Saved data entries
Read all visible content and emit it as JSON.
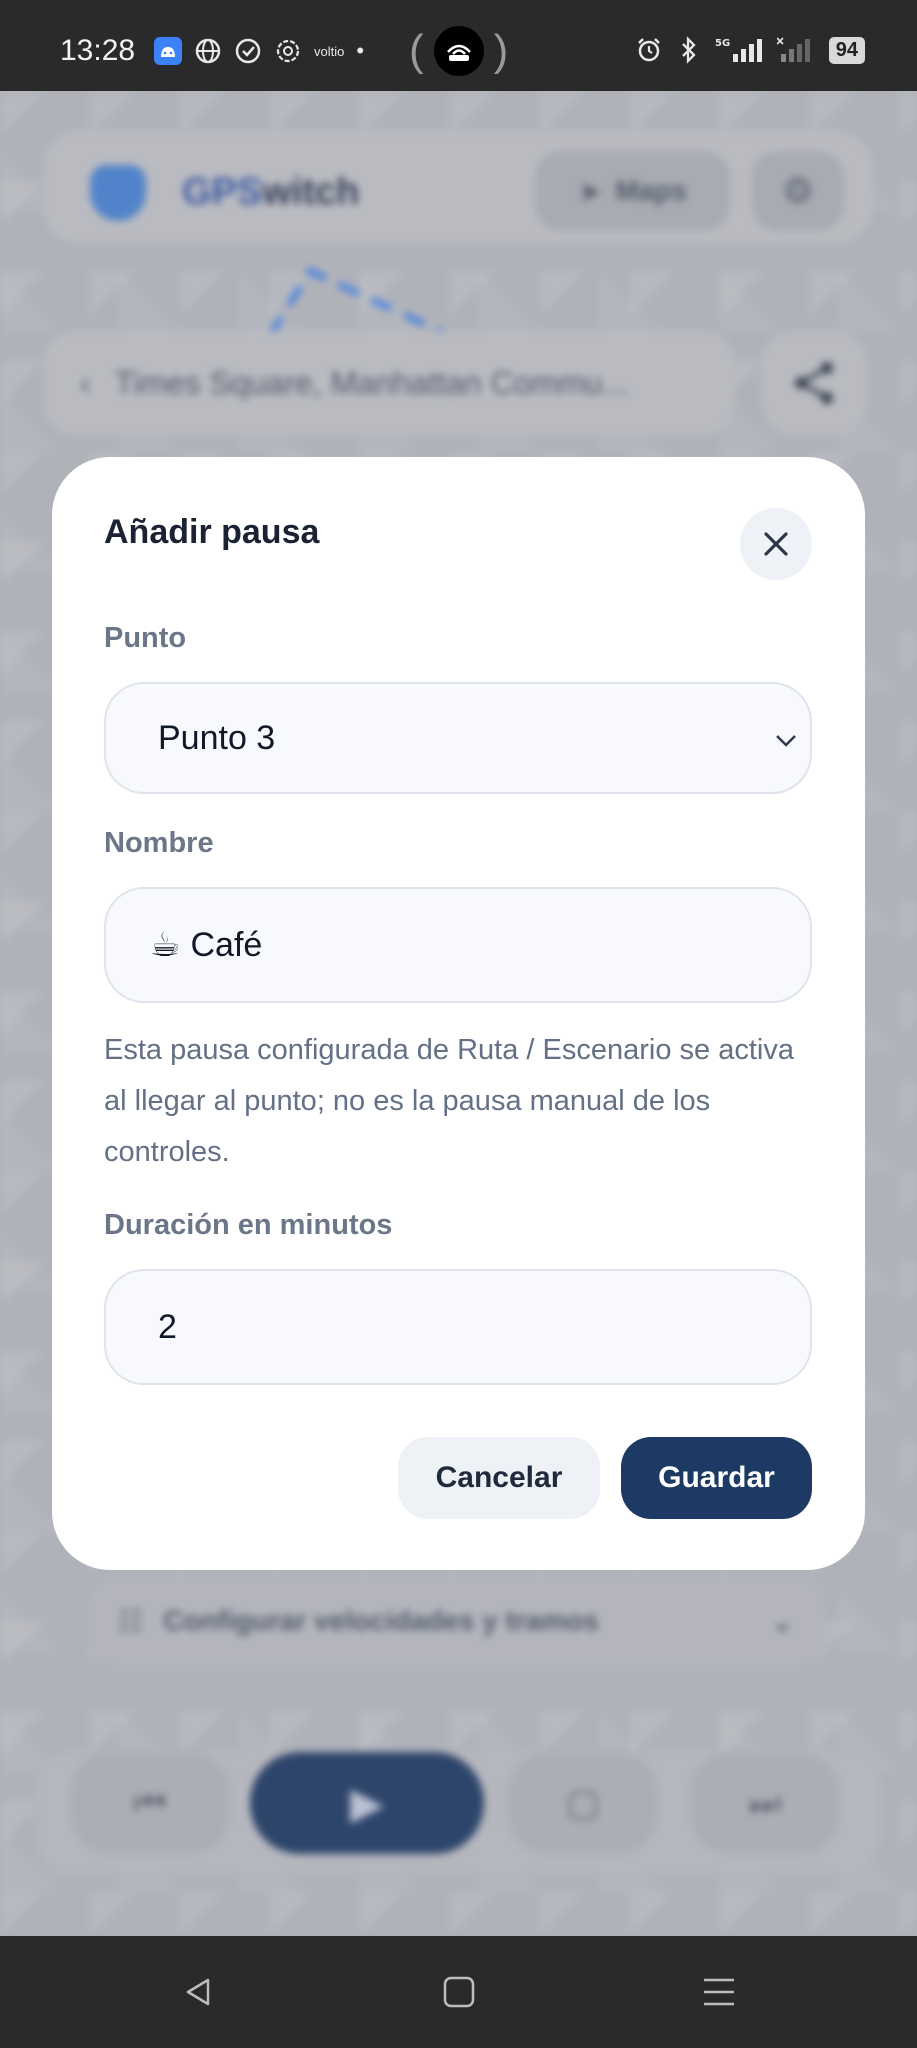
{
  "status_bar": {
    "time": "13:28",
    "left_icons": [
      "android-icon",
      "globe-icon",
      "check-circle-icon",
      "openai-icon"
    ],
    "carrier_text": "voltio",
    "dot": "•",
    "network": "5G",
    "battery": "94"
  },
  "background": {
    "brand_part1": "GPS",
    "brand_part2": "witch",
    "maps_label": "Maps",
    "search_text": "Times Square, Manhattan Commu...",
    "config_label": "Configurar velocidades y tramos"
  },
  "modal": {
    "title": "Añadir pausa",
    "point_label": "Punto",
    "point_value": "Punto 3",
    "name_label": "Nombre",
    "name_emoji": "☕",
    "name_value": "Café",
    "help_text": "Esta pausa configurada de Ruta / Escenario se activa al llegar al punto; no es la pausa manual de los controles.",
    "duration_label": "Duración en minutos",
    "duration_value": "2",
    "cancel_label": "Cancelar",
    "save_label": "Guardar"
  },
  "colors": {
    "primary": "#1c3a63",
    "label": "#6b7689",
    "field_bg": "#f7f9fc"
  }
}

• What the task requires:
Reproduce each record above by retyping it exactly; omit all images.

• Result of this task:
Read all visible content and emit it as JSON.
{
  "status_bar": {
    "time": "13:28",
    "left_icons": [
      "android-icon",
      "globe-icon",
      "check-circle-icon",
      "openai-icon"
    ],
    "carrier_text": "voltio",
    "dot": "•",
    "network": "5G",
    "battery": "94"
  },
  "background": {
    "brand_part1": "GPS",
    "brand_part2": "witch",
    "maps_label": "Maps",
    "search_text": "Times Square, Manhattan Commu...",
    "config_label": "Configurar velocidades y tramos"
  },
  "modal": {
    "title": "Añadir pausa",
    "point_label": "Punto",
    "point_value": "Punto 3",
    "name_label": "Nombre",
    "name_emoji": "☕",
    "name_value": "Café",
    "help_text": "Esta pausa configurada de Ruta / Escenario se activa al llegar al punto; no es la pausa manual de los controles.",
    "duration_label": "Duración en minutos",
    "duration_value": "2",
    "cancel_label": "Cancelar",
    "save_label": "Guardar"
  },
  "colors": {
    "primary": "#1c3a63",
    "label": "#6b7689",
    "field_bg": "#f7f9fc"
  }
}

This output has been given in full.